### Material shown

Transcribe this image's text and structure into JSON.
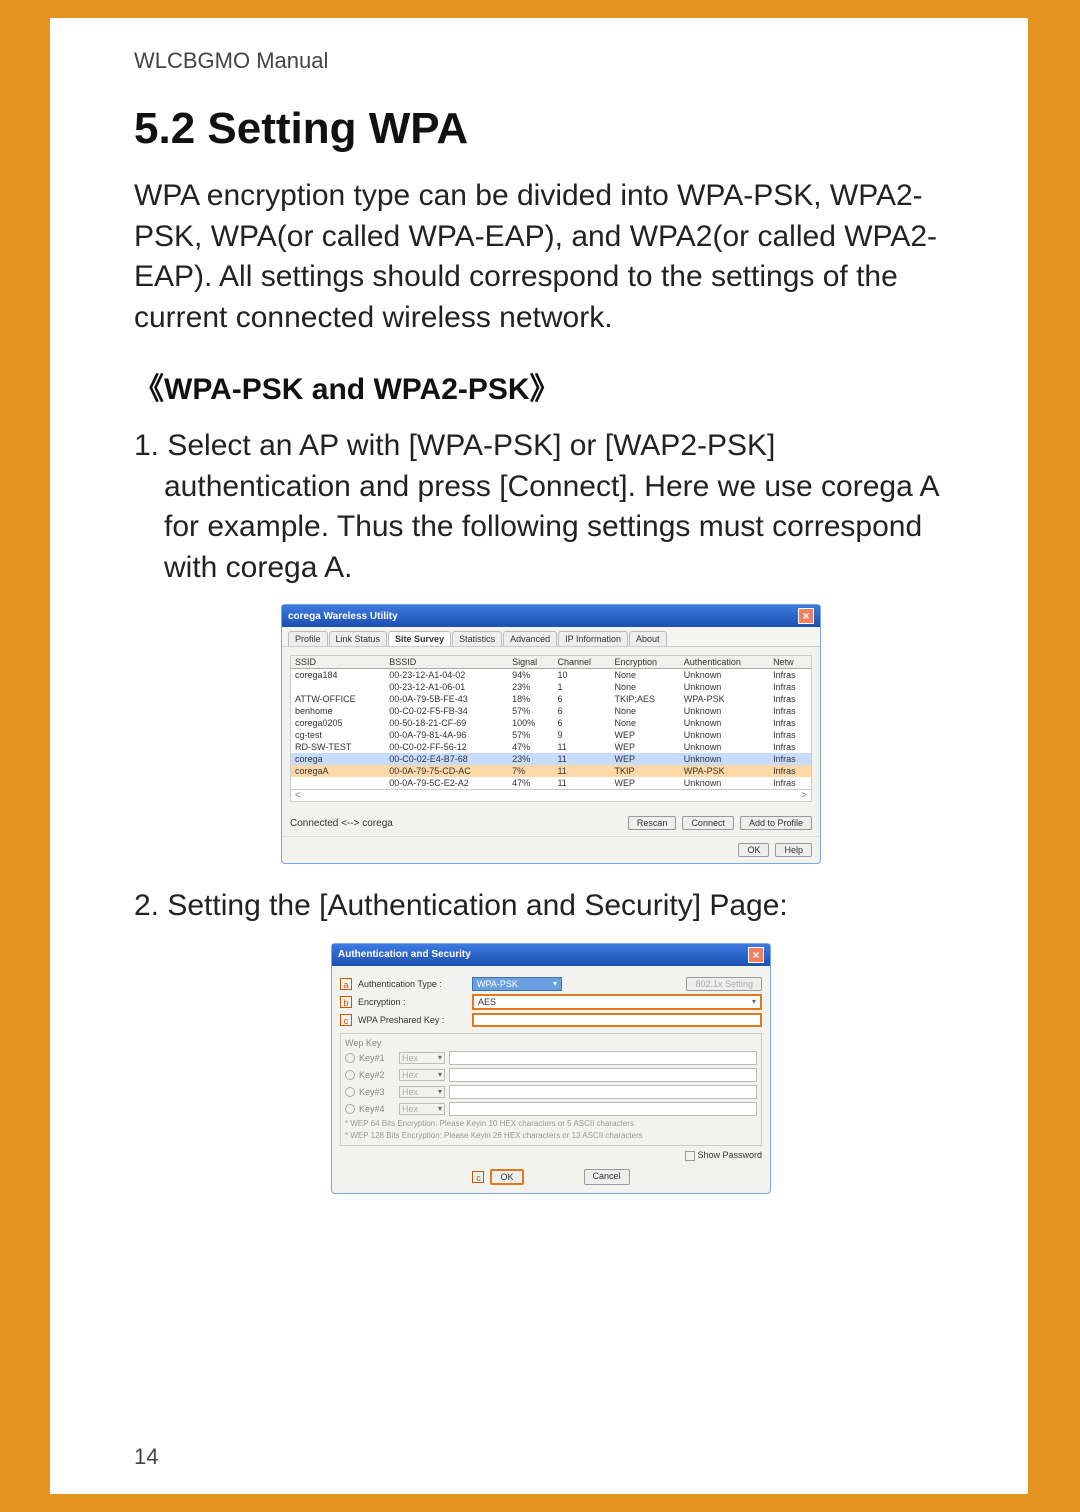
{
  "header": "WLCBGMO  Manual",
  "section_title": "5.2 Setting WPA",
  "intro": "WPA encryption type can be divided into WPA-PSK, WPA2-PSK, WPA(or called WPA-EAP), and WPA2(or called WPA2-EAP). All settings should correspond to the settings of the current connected wireless network.",
  "subhead": "《WPA-PSK and WPA2-PSK》",
  "step1": "1.  Select an AP with [WPA-PSK] or [WAP2-PSK] authentication and press [Connect]. Here we use corega A for example. Thus the following settings must correspond with corega A.",
  "step2": "2. Setting the [Authentication and Security] Page:",
  "page_number": "14",
  "fig1": {
    "title": "corega Wareless Utility",
    "closeX": "×",
    "tabs": [
      "Profile",
      "Link Status",
      "Site Survey",
      "Statistics",
      "Advanced",
      "IP Information",
      "About"
    ],
    "active_tab": 2,
    "columns": [
      "SSID",
      "BSSID",
      "Signal",
      "Channel",
      "Encryption",
      "Authentication",
      "Netw"
    ],
    "rows": [
      {
        "sel": "",
        "ssid": "corega184",
        "bssid": "00-23-12-A1-04-02",
        "signal": "94%",
        "ch": "10",
        "enc": "None",
        "auth": "Unknown",
        "net": "Infras"
      },
      {
        "sel": "",
        "ssid": "",
        "bssid": "00-23-12-A1-06-01",
        "signal": "23%",
        "ch": "1",
        "enc": "None",
        "auth": "Unknown",
        "net": "Infras"
      },
      {
        "sel": "",
        "ssid": "ATTW-OFFICE",
        "bssid": "00-0A-79-5B-FE-43",
        "signal": "18%",
        "ch": "6",
        "enc": "TKIP;AES",
        "auth": "WPA-PSK",
        "net": "Infras"
      },
      {
        "sel": "",
        "ssid": "benhome",
        "bssid": "00-C0-02-F5-FB-34",
        "signal": "57%",
        "ch": "6",
        "enc": "None",
        "auth": "Unknown",
        "net": "Infras"
      },
      {
        "sel": "",
        "ssid": "corega0205",
        "bssid": "00-50-18-21-CF-69",
        "signal": "100%",
        "ch": "6",
        "enc": "None",
        "auth": "Unknown",
        "net": "Infras"
      },
      {
        "sel": "",
        "ssid": "cg-test",
        "bssid": "00-0A-79-81-4A-96",
        "signal": "57%",
        "ch": "9",
        "enc": "WEP",
        "auth": "Unknown",
        "net": "Infras"
      },
      {
        "sel": "",
        "ssid": "RD-SW-TEST",
        "bssid": "00-C0-02-FF-56-12",
        "signal": "47%",
        "ch": "11",
        "enc": "WEP",
        "auth": "Unknown",
        "net": "Infras"
      },
      {
        "sel": "hl",
        "ssid": "corega",
        "bssid": "00-C0-02-E4-B7-68",
        "signal": "23%",
        "ch": "11",
        "enc": "WEP",
        "auth": "Unknown",
        "net": "Infras"
      },
      {
        "sel": "sel",
        "ssid": "coregaA",
        "bssid": "00-0A-79-75-CD-AC",
        "signal": "7%",
        "ch": "11",
        "enc": "TKIP",
        "auth": "WPA-PSK",
        "net": "Infras"
      },
      {
        "sel": "",
        "ssid": "",
        "bssid": "00-0A-79-5C-E2-A2",
        "signal": "47%",
        "ch": "11",
        "enc": "WEP",
        "auth": "Unknown",
        "net": "Infras"
      }
    ],
    "status": "Connected <--> corega",
    "btn_rescan": "Rescan",
    "btn_connect": "Connect",
    "btn_add": "Add to Profile",
    "btn_ok": "OK",
    "btn_help": "Help"
  },
  "fig2": {
    "title": "Authentication and Security",
    "closeX": "×",
    "marker_a": "a",
    "marker_b": "b",
    "marker_c": "c",
    "marker_c2": "c",
    "lbl_auth": "Authentication Type :",
    "val_auth": "WPA-PSK",
    "btn_8021x": "802.1x Setting",
    "lbl_enc": "Encryption :",
    "val_enc": "AES",
    "lbl_psk": "WPA Preshared Key :",
    "wep_title": "Wep Key",
    "wep_keys": [
      "Key#1",
      "Key#2",
      "Key#3",
      "Key#4"
    ],
    "wep_hex": "Hex",
    "wep_note1": "* WEP 64 Bits Encryption: Please Keyin 10 HEX characters or 5 ASCII characters",
    "wep_note2": "* WEP 128 Bits Encryption: Please Keyin 26 HEX characters or 13 ASCII characters",
    "show_pw": "Show Password",
    "btn_ok": "OK",
    "btn_cancel": "Cancel"
  }
}
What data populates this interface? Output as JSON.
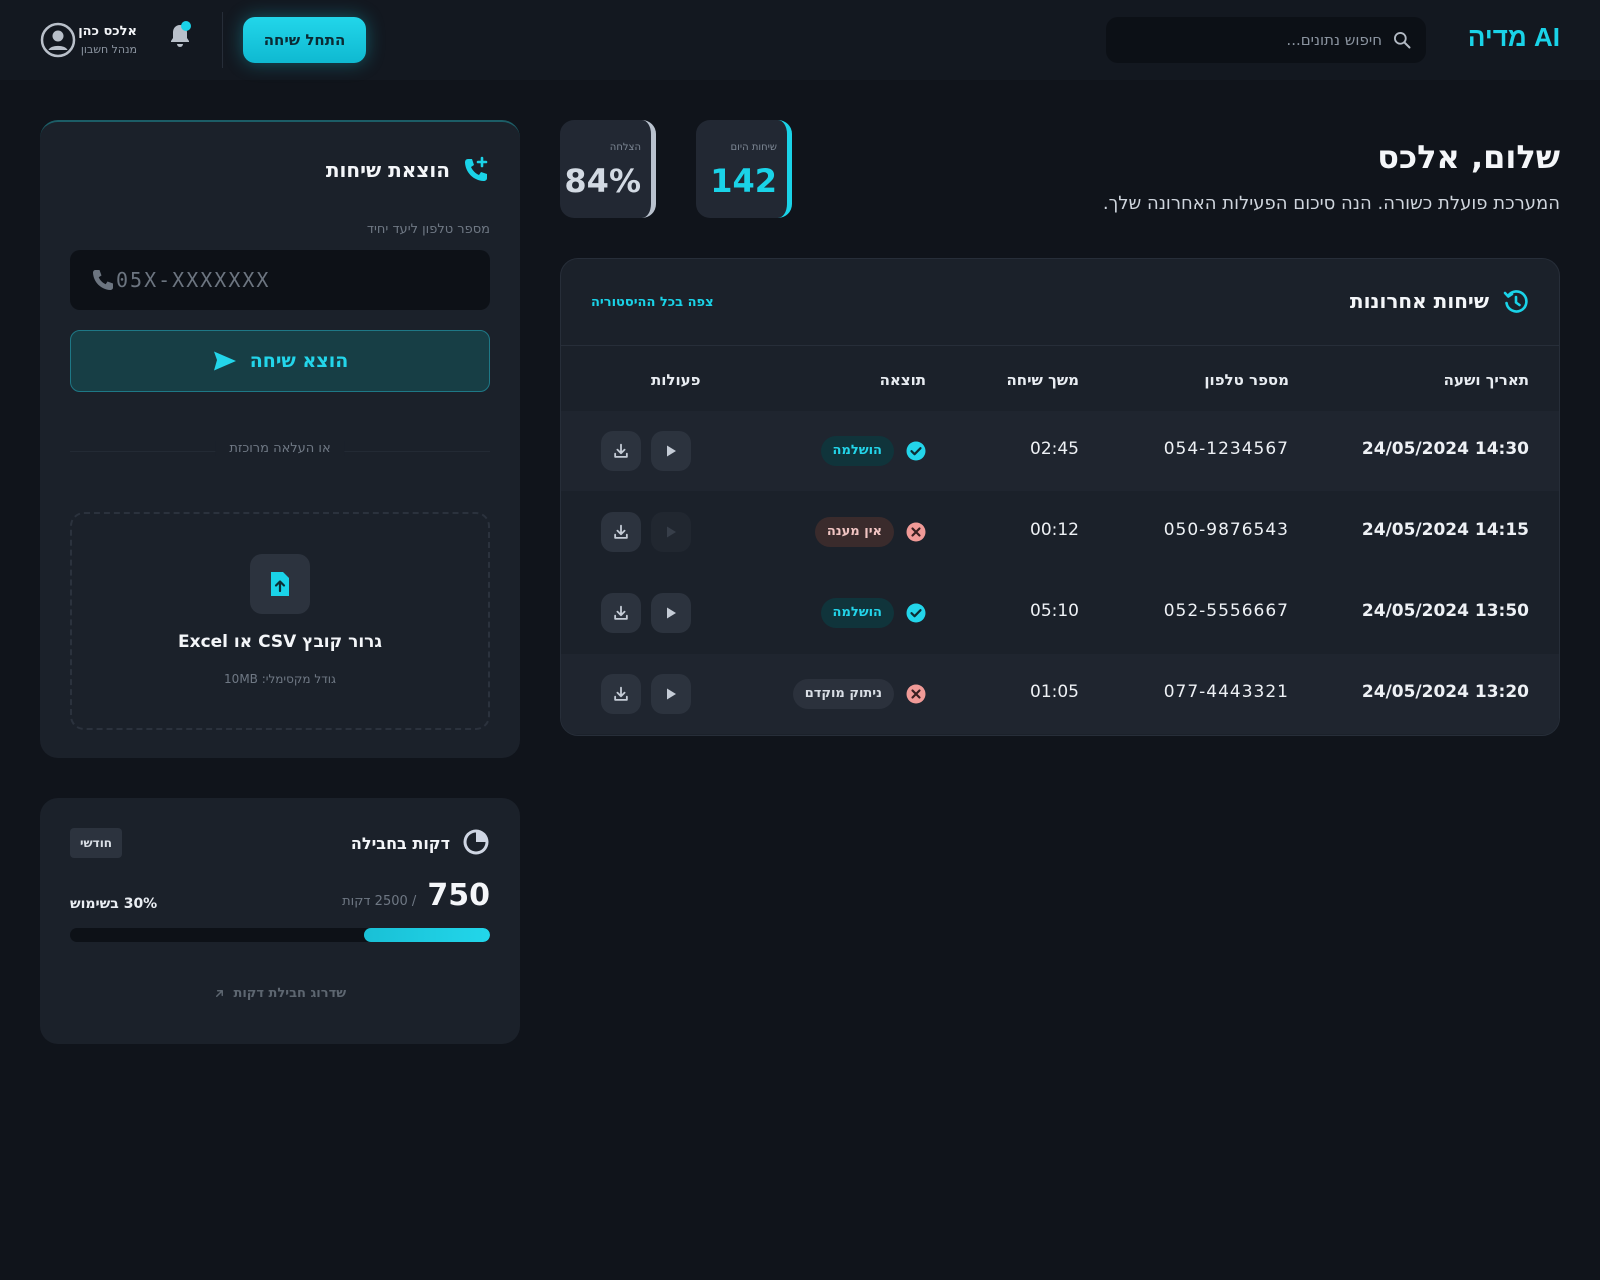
{
  "header": {
    "brand": "AI מדיה",
    "search_placeholder": "חיפוש נתונים...",
    "start_call_label": "התחל שיחה",
    "user_name": "אלכס כהן",
    "user_role": "מנהל חשבון"
  },
  "greeting": {
    "title": "שלום, אלכס",
    "subtitle": "המערכת פועלת כשורה. הנה סיכום הפעילות האחרונה שלך."
  },
  "stats": [
    {
      "label": "שיחות היום",
      "value": "142"
    },
    {
      "label": "הצלחה",
      "value": "84%"
    }
  ],
  "recent_calls": {
    "title": "שיחות אחרונות",
    "view_all": "צפה בכל ההיסטוריה",
    "columns": [
      "תאריך ושעה",
      "מספר טלפון",
      "משך שיחה",
      "תוצאה",
      "פעולות"
    ],
    "rows": [
      {
        "datetime": "14:30 24/05/2024",
        "phone": "054-1234567",
        "duration": "02:45",
        "result": "הושלמה",
        "status": "ok"
      },
      {
        "datetime": "14:15 24/05/2024",
        "phone": "050-9876543",
        "duration": "00:12",
        "result": "אין מענה",
        "status": "bad"
      },
      {
        "datetime": "13:50 24/05/2024",
        "phone": "052-5556667",
        "duration": "05:10",
        "result": "הושלמה",
        "status": "ok"
      },
      {
        "datetime": "13:20 24/05/2024",
        "phone": "077-4443321",
        "duration": "01:05",
        "result": "ניתוק מוקדם",
        "status": "neutral"
      }
    ]
  },
  "outbound": {
    "title": "הוצאת שיחות",
    "input_label": "מספר טלפון ליעד יחיד",
    "input_placeholder": "05X-XXXXXXX",
    "call_button": "הוצא שיחה",
    "or_upload": "או העלאה מרוכזת",
    "drop_text": "גרור קובץ CSV או Excel",
    "drop_subtext": "גודל מקסימלי: 10MB"
  },
  "package": {
    "title": "דקות בחבילה",
    "period_badge": "חודשי",
    "used": "750",
    "total_text": "/ 2500 דקות",
    "usage_text": "30% בשימוש",
    "usage_fraction": 0.3,
    "upgrade": "שדרוג חבילת דקות"
  },
  "colors": {
    "accent": "#1ad3e8",
    "background": "#10141b",
    "panel": "#1b212a",
    "success_badge": "#10343b",
    "error_icon": "#f09a97"
  },
  "icons": {
    "search": "search-icon",
    "bell": "bell-icon",
    "avatar": "user-circle-icon",
    "history": "history-icon",
    "phone_plus": "phone-plus-icon",
    "phone": "phone-icon",
    "send": "send-icon",
    "upload": "file-upload-icon",
    "pie": "pie-clock-icon",
    "download": "download-icon",
    "play": "play-icon",
    "check": "check-circle-icon",
    "x": "x-circle-icon",
    "arrow": "arrow-up-right-icon"
  }
}
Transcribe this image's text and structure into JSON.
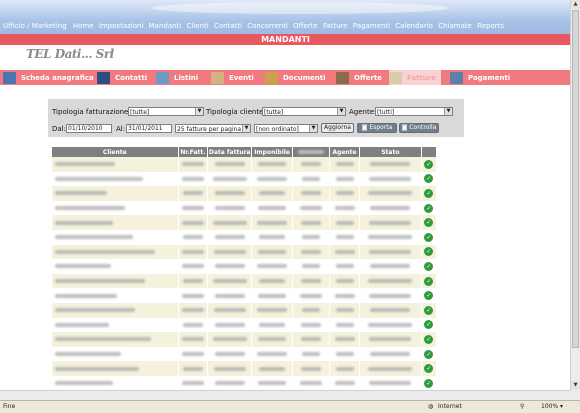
{
  "topnav": {
    "brand": "Ufficio / Marketing",
    "links": [
      "Home",
      "Impostazioni",
      "Mandanti",
      "Clienti",
      "Contatti",
      "Concorrenti",
      "Offerte",
      "Fatture",
      "Pagamenti",
      "Calendario",
      "Chiamate",
      "Reports"
    ]
  },
  "page_title": "MANDANTI",
  "logo_text": "TEL Dati... Srl",
  "tabs": [
    {
      "label": "Scheda anagrafica",
      "icon": "building-icon",
      "color": "#4a76b0"
    },
    {
      "label": "Contatti",
      "icon": "contacts-icon",
      "color": "#2b4d7f"
    },
    {
      "label": "Listini",
      "icon": "list-icon",
      "color": "#6d9ac7"
    },
    {
      "label": "Eventi",
      "icon": "calendar-icon",
      "color": "#d3b480"
    },
    {
      "label": "Documenti",
      "icon": "document-icon",
      "color": "#c9a24c"
    },
    {
      "label": "Offerte",
      "icon": "offer-icon",
      "color": "#8a6b4b"
    },
    {
      "label": "Fatture",
      "icon": "invoice-icon",
      "color": "#d8cda7"
    },
    {
      "label": "Pagamenti",
      "icon": "payment-icon",
      "color": "#5e7faa"
    }
  ],
  "filters": {
    "tipologia_fatturazione_label": "Tipologia fatturazione:",
    "tipologia_fatturazione_value": "[tutte]",
    "tipologia_cliente_label": "Tipologia cliente:",
    "tipologia_cliente_value": "[tutte]",
    "agente_label": "Agente:",
    "agente_value": "[tutti]",
    "dal_label": "Dal:",
    "dal_value": "01/10/2010",
    "al_label": "Al:",
    "al_value": "31/01/2011",
    "per_page_value": "25 fatture per pagina",
    "order_value": "[non ordinato]",
    "aggiorna_label": "Aggiorna",
    "esporta_label": "Esporta",
    "controlla_label": "Controlla"
  },
  "table": {
    "headers": [
      "Cliente",
      "Nr.Fatt.",
      "Data fattura",
      "Imponibile",
      "",
      "Agente",
      "Stato"
    ],
    "rows": 16,
    "row_colors": [
      "#f4f1dc",
      "#ffffff"
    ]
  },
  "statusbar": {
    "left": "Fine",
    "zone": "Internet",
    "zoom": "100%"
  }
}
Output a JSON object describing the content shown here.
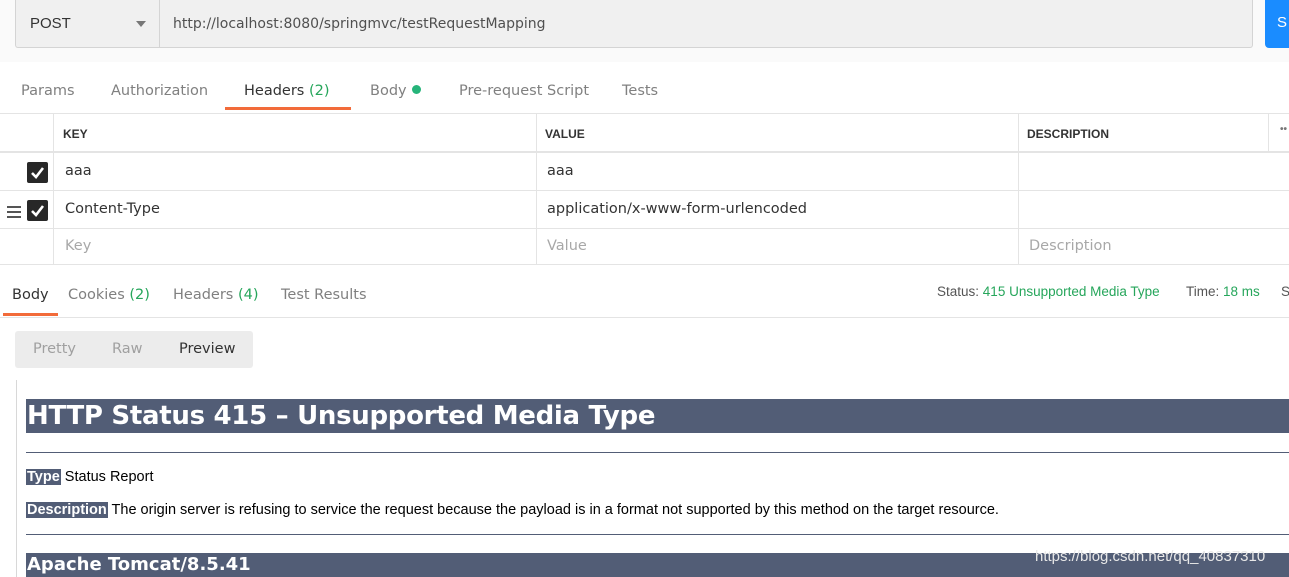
{
  "request": {
    "method": "POST",
    "url": "http://localhost:8080/springmvc/testRequestMapping",
    "send_label": "S"
  },
  "request_tabs": [
    {
      "label": "Params",
      "count": ""
    },
    {
      "label": "Authorization",
      "count": ""
    },
    {
      "label": "Headers",
      "count": "(2)"
    },
    {
      "label": "Body",
      "count": ""
    },
    {
      "label": "Pre-request Script",
      "count": ""
    },
    {
      "label": "Tests",
      "count": ""
    }
  ],
  "headers_table": {
    "columns": [
      "KEY",
      "VALUE",
      "DESCRIPTION"
    ],
    "more": "••",
    "rows": [
      {
        "key": "aaa",
        "value": "aaa",
        "description": "",
        "checked": true
      },
      {
        "key": "Content-Type",
        "value": "application/x-www-form-urlencoded",
        "description": "",
        "checked": true
      }
    ],
    "placeholder": {
      "key": "Key",
      "value": "Value",
      "description": "Description"
    }
  },
  "response_tabs": [
    {
      "label": "Body",
      "count": ""
    },
    {
      "label": "Cookies",
      "count": "(2)"
    },
    {
      "label": "Headers",
      "count": "(4)"
    },
    {
      "label": "Test Results",
      "count": ""
    }
  ],
  "response_meta": {
    "status_label": "Status:",
    "status_value": "415 Unsupported Media Type",
    "time_label": "Time:",
    "time_value": "18 ms",
    "size_label": "S"
  },
  "view_modes": [
    "Pretty",
    "Raw",
    "Preview"
  ],
  "preview": {
    "h1": "HTTP Status 415 – Unsupported Media Type",
    "type_label": "Type",
    "type_text": " Status Report",
    "desc_label": "Description",
    "desc_text": " The origin server is refusing to service the request because the payload is in a format not supported by this method on the target resource.",
    "footer": "Apache Tomcat/8.5.41"
  },
  "watermark": "https://blog.csdn.net/qq_40837310",
  "colors": {
    "accent_orange": "#f26b3a",
    "status_green": "#26a65b",
    "tomcat_header": "#525d76",
    "send_blue": "#1a8cff"
  }
}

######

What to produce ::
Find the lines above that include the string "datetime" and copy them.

Task result ::
        "datetime": "14:30 24/05/2024",
        "datetime": "14:15 24/05/2024",
        "datetime": "13:50 24/05/2024",
        "datetime": "13:20 24/05/2024",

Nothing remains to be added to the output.